[[ Records open ]]

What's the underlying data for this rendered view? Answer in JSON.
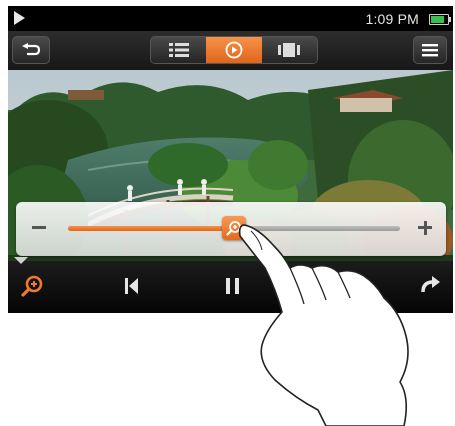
{
  "status_bar": {
    "play_indicator_icon": "play-icon",
    "time": "1:09 PM",
    "battery_icon": "battery-icon",
    "battery_level": 0.8,
    "battery_color": "#38c24d"
  },
  "toolbar": {
    "back_icon": "back-arrow-icon",
    "menu_icon": "menu-icon",
    "view_modes": [
      {
        "icon": "list-view-icon",
        "active": false
      },
      {
        "icon": "play-view-icon",
        "active": true
      },
      {
        "icon": "filmstrip-view-icon",
        "active": false
      }
    ]
  },
  "zoom_slider": {
    "minus_icon": "minus-icon",
    "plus_icon": "plus-icon",
    "thumb_icon": "zoom-icon",
    "value": 0.5,
    "accent_color": "#f07a2c"
  },
  "controls": {
    "zoom_icon": "zoom-icon",
    "previous_icon": "previous-track-icon",
    "pause_icon": "pause-icon",
    "rotate_icon": "rotate-icon"
  }
}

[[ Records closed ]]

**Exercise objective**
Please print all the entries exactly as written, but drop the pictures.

**The answer**
What's the underlying data for this rendered view? Answer in JSON.
{
  "status_bar": {
    "play_indicator_icon": "play-icon",
    "time": "1:09 PM",
    "battery_icon": "battery-icon",
    "battery_level": 0.8,
    "battery_color": "#38c24d"
  },
  "toolbar": {
    "back_icon": "back-arrow-icon",
    "menu_icon": "menu-icon",
    "view_modes": [
      {
        "icon": "list-view-icon",
        "active": false
      },
      {
        "icon": "play-view-icon",
        "active": true
      },
      {
        "icon": "filmstrip-view-icon",
        "active": false
      }
    ]
  },
  "zoom_slider": {
    "minus_icon": "minus-icon",
    "plus_icon": "plus-icon",
    "thumb_icon": "zoom-icon",
    "value": 0.5,
    "accent_color": "#f07a2c"
  },
  "controls": {
    "zoom_icon": "zoom-icon",
    "previous_icon": "previous-track-icon",
    "pause_icon": "pause-icon",
    "rotate_icon": "rotate-icon"
  }
}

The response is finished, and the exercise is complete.